Texas and Oklahoma have been locked in a feud forever I’m told, but I’ve spent a fair amount of time in Texas at different times in my life and I’ve always enjoyed it. I almost moved to Houston after spending a month there in the early 1970s. I liked it that much. I’ve also spent some time in Austin and liked it. I’ve never been to Fort Worth or Dallas, though, except for passing through on the interstate, so this will be a new experience. As a native Californian I’m not involved in the feud. I can’t even say I understand it, but there you go.
Anyway, my next entry could very well be from Fort Worth.
I wasn’t a particularly social kid. I had one or two good friends, but even they didn’t get a lot of my time. I spent “off” time in my room playing records, reading and drawing and, when in my teens, I added writing music, stories and letters to that list. I was social only on occasion and I had no trouble declining invitations to leave my private world. I never was what people call popular, either, and that was fine. When I got into my late 20s and early 30s, though, I suddenly became popular and acquired a large circle of casual friends, but I still maintained only two or three close friendships with people I’d known since childhood.
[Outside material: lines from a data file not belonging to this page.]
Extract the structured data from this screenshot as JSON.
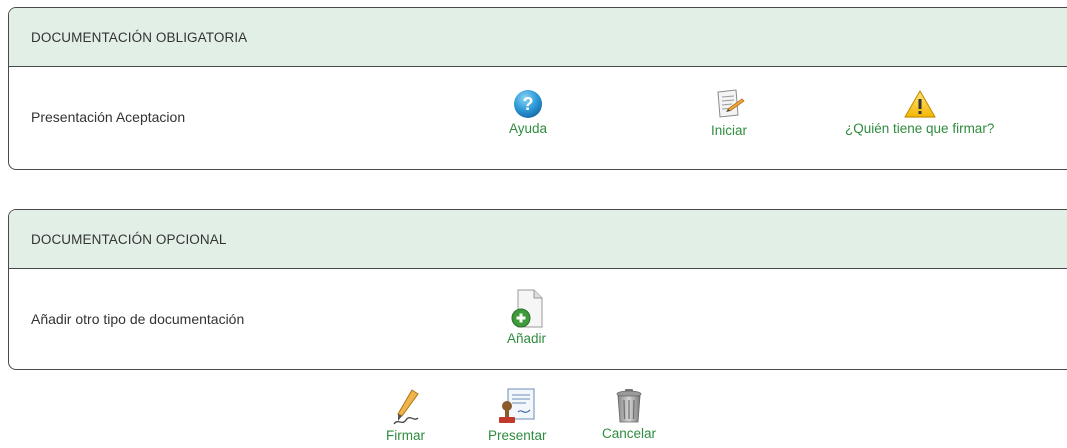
{
  "mandatory": {
    "header": "DOCUMENTACIÓN OBLIGATORIA",
    "row_label": "Presentación Aceptacion",
    "help_label": "Ayuda",
    "start_label": "Iniciar",
    "who_signs_label": "¿Quién tiene que firmar?"
  },
  "optional": {
    "header": "DOCUMENTACIÓN OPCIONAL",
    "row_label": "Añadir otro tipo de documentación",
    "add_label": "Añadir"
  },
  "footer": {
    "sign_label": "Firmar",
    "submit_label": "Presentar",
    "cancel_label": "Cancelar"
  },
  "icons": {
    "help": "help-icon",
    "start": "document-edit-icon",
    "warning": "warning-icon",
    "add": "document-add-icon",
    "sign": "pen-icon",
    "submit": "stamp-document-icon",
    "cancel": "trash-icon"
  },
  "colors": {
    "header_bg": "#e1efe6",
    "link_green": "#2f8c3f",
    "border": "#4a4a4a"
  }
}
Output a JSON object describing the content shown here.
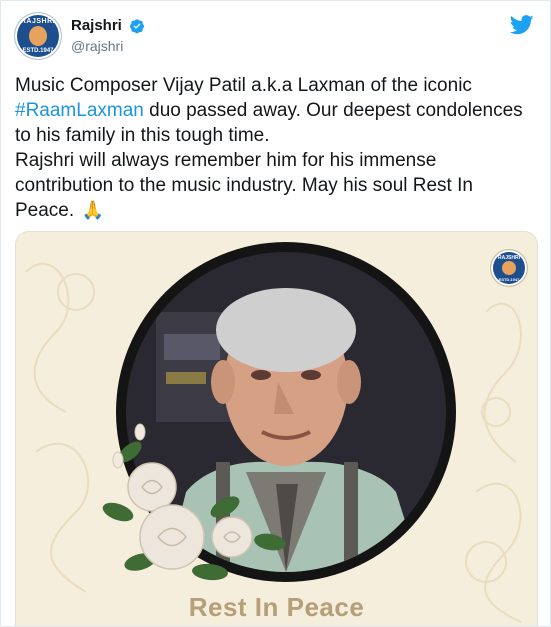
{
  "account": {
    "display_name": "Rajshri",
    "handle": "@rajshri",
    "verified": true,
    "avatar_icon": "rajshri-logo-icon",
    "logo_text_top": "RAJSHRI",
    "logo_text_bottom": "ESTD.1947"
  },
  "tweet": {
    "line_1_before": "Music Composer Vijay Patil a.k.a Laxman of the iconic",
    "hashtag": "#RaamLaxman",
    "line_1_after": " duo passed away. Our deepest condolences to his family in this tough time.",
    "line_2": "Rajshri will always remember him for his immense contribution to the music industry. May his soul Rest In Peace.",
    "emoji": "🙏"
  },
  "media": {
    "caption": "Rest In Peace",
    "seal_top": "RAJSHRI",
    "seal_bottom": "ESTD.1947"
  },
  "colors": {
    "link": "#1b95e0",
    "twitter_blue": "#1da1f2",
    "caption": "#b49f78"
  }
}
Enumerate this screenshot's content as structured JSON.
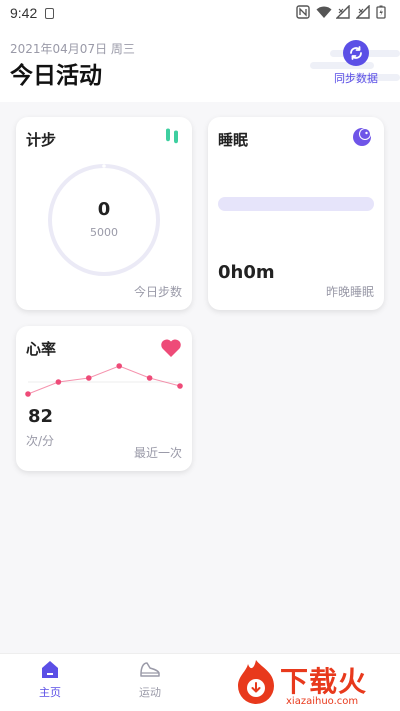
{
  "status_bar": {
    "time": "9:42"
  },
  "header": {
    "date": "2021年04月07日 周三",
    "title": "今日活动",
    "sync_label": "同步数据"
  },
  "cards": {
    "steps": {
      "title": "计步",
      "value": "0",
      "goal": "5000",
      "footer": "今日步数",
      "progress": 0
    },
    "sleep": {
      "title": "睡眠",
      "value": "0h0m",
      "footer": "昨晚睡眠"
    },
    "heart": {
      "title": "心率",
      "value": "82",
      "unit": "次/分",
      "footer": "最近一次",
      "trend": [
        82,
        88,
        90,
        96,
        90,
        86
      ]
    }
  },
  "colors": {
    "accent": "#5b4fe6",
    "steps_icon": "#3ecfa0",
    "sleep_icon": "#6f55e8",
    "heart": "#ee4b78",
    "ring": "#ebeaf6",
    "sleep_bar": "#e6e4fa"
  },
  "tabs": [
    {
      "label": "主页",
      "icon": "home-icon",
      "active": true
    },
    {
      "label": "运动",
      "icon": "sneaker-icon",
      "active": false
    }
  ],
  "watermark": {
    "text": "下载火",
    "sub": "xiazaihuo.com"
  }
}
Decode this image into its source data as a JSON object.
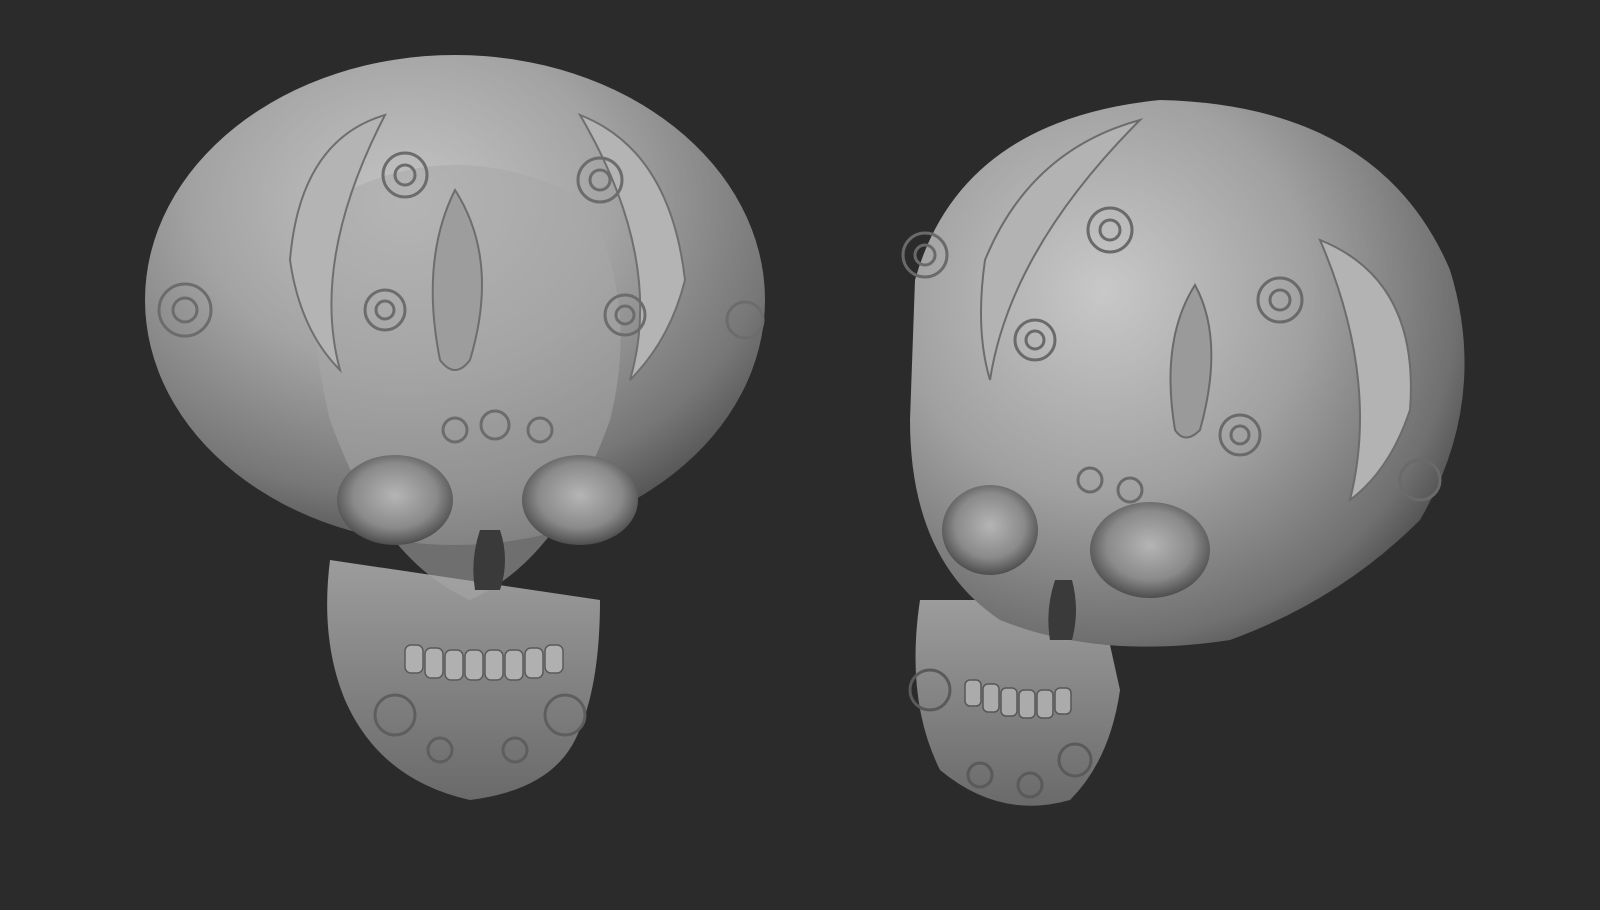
{
  "scene": {
    "background_color": "#2b2b2b",
    "clay_color": "#9a9a9a",
    "renders": [
      {
        "name": "skull-front-view",
        "view": "front"
      },
      {
        "name": "skull-three-quarter-view",
        "view": "three-quarter"
      }
    ]
  }
}
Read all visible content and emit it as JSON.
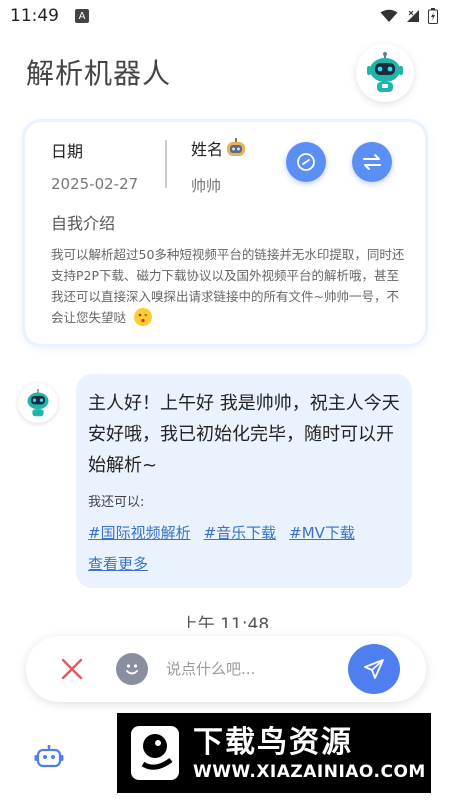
{
  "status": {
    "time": "11:49",
    "notification_icon": "a-square-icon"
  },
  "header": {
    "title": "解析机器人"
  },
  "info_card": {
    "date_label": "日期",
    "date_value": "2025-02-27",
    "name_label": "姓名",
    "name_value": "帅帅",
    "intro_label": "自我介绍",
    "intro_text": "我可以解析超过50多种短视频平台的链接并无水印提取，同时还支持P2P下载、磁力下载协议以及国外视频平台的解析哦，甚至我还可以直接深入嗅探出请求链接中的所有文件~帅帅一号，不会让您失望哒"
  },
  "chat": {
    "greeting": "主人好！上午好 我是帅帅，祝主人今天安好哦，我已初始化完毕，随时可以开始解析~",
    "sub": "我还可以:",
    "links": [
      "#国际视频解析",
      "#音乐下载",
      "#MV下载"
    ],
    "more": "查看更多",
    "timestamp": "上午 11:48"
  },
  "input": {
    "placeholder": "说点什么吧..."
  },
  "watermark": {
    "title": "下载鸟资源",
    "url": "WWW.XIAZAINIAO.COM"
  },
  "colors": {
    "accent": "#5b8ff5",
    "bubble": "#eaf2fe",
    "link": "#3a72c9",
    "clear": "#e05a5a"
  }
}
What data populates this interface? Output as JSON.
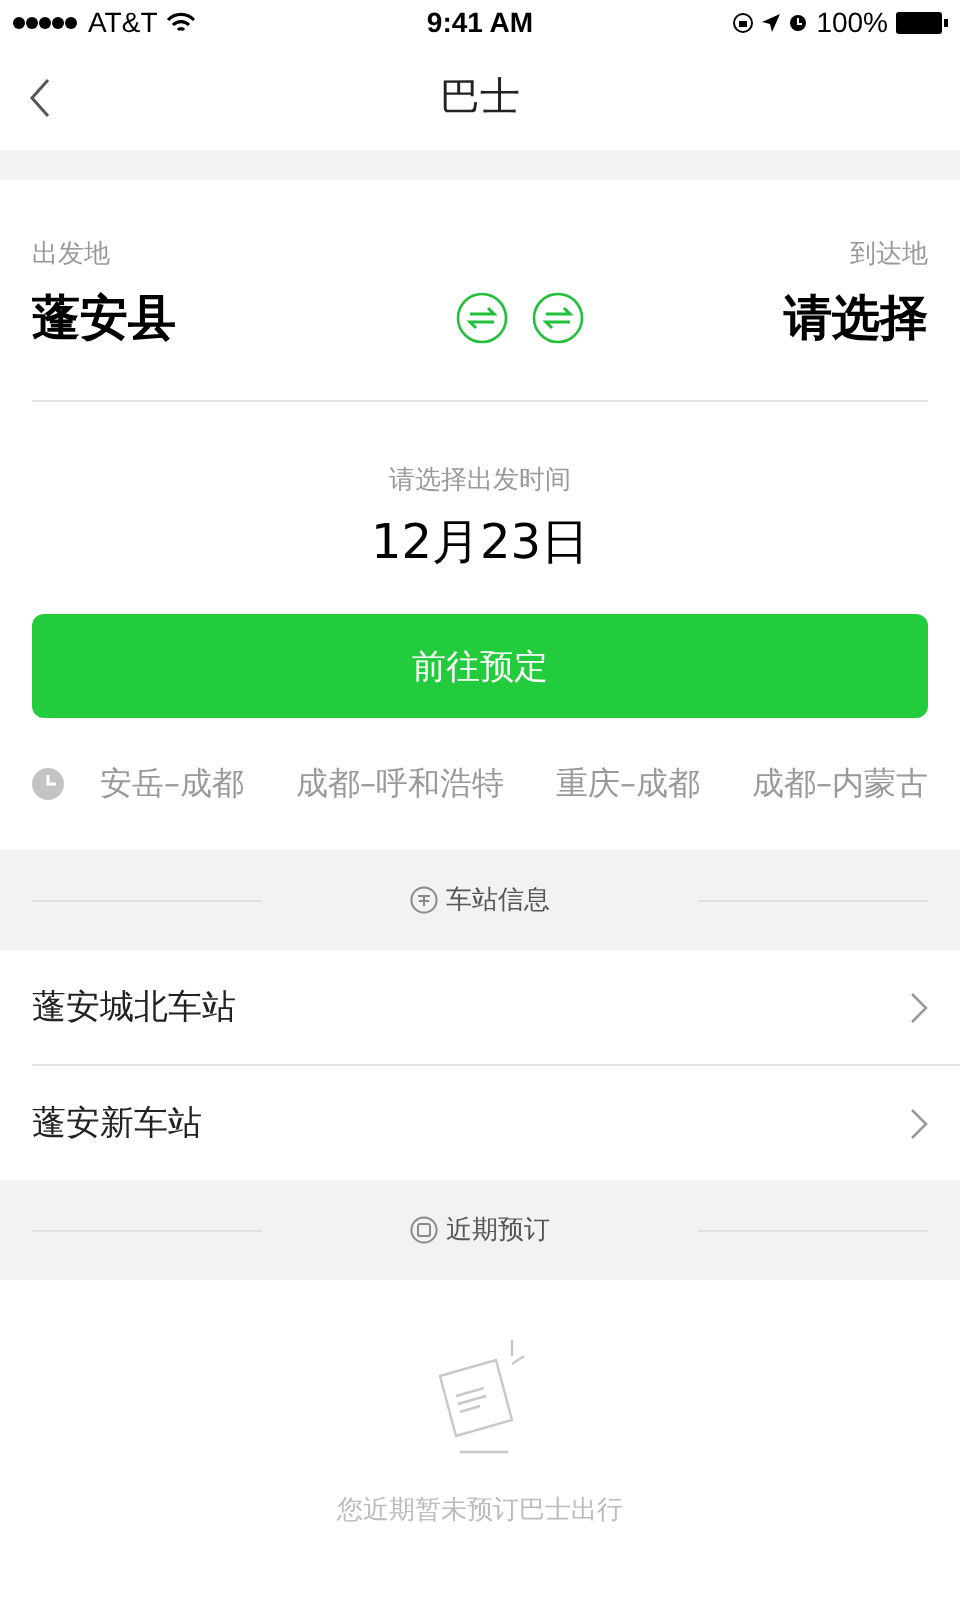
{
  "status_bar": {
    "carrier": "AT&T",
    "time": "9:41 AM",
    "battery": "100%"
  },
  "nav": {
    "title": "巴士"
  },
  "trip": {
    "from_label": "出发地",
    "from": "蓬安县",
    "to_label": "到达地",
    "to": "请选择",
    "time_label": "请选择出发时间",
    "date": "12月23日",
    "button": "前往预定"
  },
  "recent_routes": [
    "安岳–成都",
    "成都–呼和浩特",
    "重庆–成都",
    "成都–内蒙古"
  ],
  "stations": {
    "title": "车站信息",
    "items": [
      "蓬安城北车站",
      "蓬安新车站"
    ]
  },
  "recent_bookings": {
    "title": "近期预订",
    "empty_text": "您近期暂未预订巴士出行"
  }
}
Myers-Briggs tells me I’m an Extroverted Introvert, which explains everything. I love people, but in small doses, and even at the peak of my long period of extroversion (which lasted nearly three decades) I was happiest when the party was over and I could spend the week in seclusion recharging my battery. I almost forgot that I’m actually a loner and that I need a lot of alone time. Recently, this has all come back to me and my Facebook hiatus is reuniting me with a part of myself that has been neglected for far too long. Even the thought of hosting an occasional party doesn’t excite me like it used to do. Anymore, it just means a week of preparation, a week of cleanup, and a month of Hashimoto’s-induced fatigue.
When we’re young we crave social interaction with a lot of variety, which is only natural given our biological imperative to procreate the species. We need lots of candidates to choose from and a lot of support, but now that that’s all over for me, the thought of having fewer casual friends is more a relief than anything else. Unfortunately, every single one of my lifelong friends are gone now, which leaves me no one to call when the rare moment of loneliness hits. But this is what my marriage fulfills, and is supposed to fulfill. I have a best friend in Nettl and the fact that we’ve been together for 16 years is no small consideration. I’m blessed and grateful that she fills the void in me that my old friends left. Maybe not 100%—there are just some things JP Deni supplied that no one else ever will, but then again, Deni didn’t fulfill every emotional need that Nettl does. With childhood friends it really comes down to shared memories of more innocent, carefree times, and life has a way of moving you along, especially when you’re the last living survivor.
Twice now I’ve watched a circle of casual friends make a mass exodus from my life. Different people, of course, but the same phenomenon. The first group were hangers on who anticipated my impending “fame and fortune” and wanted to be along for the ride. When an important contract fell through they left en masse within a matter of days. This time it’s harder to name and harder to stomach. It’s ugly and based in lies and betrayal, a refusal to communicate, and probably a lot of misunderstanding. Good riddance to both groups. When the first group left I was elevated to the highest creative period my life has known. I’m anticipating even better things this time around because the pain is much greater. (I’m a big believer in relativity.) In both cases, the pain is a blessing in disguise and the “pony under the pile” is that I have more emotional space to do the things that are really important to me.